▸ **EXERCISE BRIEF**: Which lines below hold the word "color"? Report each one.

RECORDS TO USE Start Marker

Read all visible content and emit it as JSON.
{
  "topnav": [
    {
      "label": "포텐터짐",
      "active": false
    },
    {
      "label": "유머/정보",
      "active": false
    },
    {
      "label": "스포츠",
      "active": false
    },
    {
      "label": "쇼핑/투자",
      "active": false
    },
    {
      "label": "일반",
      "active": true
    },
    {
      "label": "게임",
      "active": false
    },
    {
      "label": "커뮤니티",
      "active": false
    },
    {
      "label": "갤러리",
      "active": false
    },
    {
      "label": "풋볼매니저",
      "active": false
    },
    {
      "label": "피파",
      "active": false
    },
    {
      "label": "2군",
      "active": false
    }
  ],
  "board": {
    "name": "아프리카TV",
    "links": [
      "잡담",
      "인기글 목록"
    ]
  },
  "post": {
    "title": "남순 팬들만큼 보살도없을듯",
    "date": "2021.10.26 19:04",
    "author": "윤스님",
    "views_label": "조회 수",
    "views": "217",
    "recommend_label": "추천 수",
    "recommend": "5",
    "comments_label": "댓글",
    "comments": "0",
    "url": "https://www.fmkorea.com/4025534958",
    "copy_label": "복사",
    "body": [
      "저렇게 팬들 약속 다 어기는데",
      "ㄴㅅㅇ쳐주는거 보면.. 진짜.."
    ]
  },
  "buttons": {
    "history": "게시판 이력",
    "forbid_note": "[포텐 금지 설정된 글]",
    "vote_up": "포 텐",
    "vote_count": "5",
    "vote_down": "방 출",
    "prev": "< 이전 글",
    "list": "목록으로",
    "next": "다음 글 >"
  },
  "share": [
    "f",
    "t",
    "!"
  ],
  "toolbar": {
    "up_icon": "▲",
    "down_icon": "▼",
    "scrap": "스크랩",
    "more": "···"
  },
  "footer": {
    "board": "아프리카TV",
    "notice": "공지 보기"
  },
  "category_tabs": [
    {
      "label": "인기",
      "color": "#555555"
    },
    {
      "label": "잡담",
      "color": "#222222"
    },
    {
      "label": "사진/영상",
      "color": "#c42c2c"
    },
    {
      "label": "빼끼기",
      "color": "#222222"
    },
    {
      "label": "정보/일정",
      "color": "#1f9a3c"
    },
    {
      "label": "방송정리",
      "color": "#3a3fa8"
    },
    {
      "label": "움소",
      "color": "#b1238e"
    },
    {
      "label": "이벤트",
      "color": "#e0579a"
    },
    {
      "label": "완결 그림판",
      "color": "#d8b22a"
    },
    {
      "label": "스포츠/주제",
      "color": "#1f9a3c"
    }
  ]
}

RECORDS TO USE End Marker

▸ **EXERCISE RESPONSE**:
      "color": "#555555"
      "color": "#222222"
      "color": "#c42c2c"
      "color": "#222222"
      "color": "#1f9a3c"
      "color": "#3a3fa8"
      "color": "#b1238e"
      "color": "#e0579a"
      "color": "#d8b22a"
      "color": "#1f9a3c"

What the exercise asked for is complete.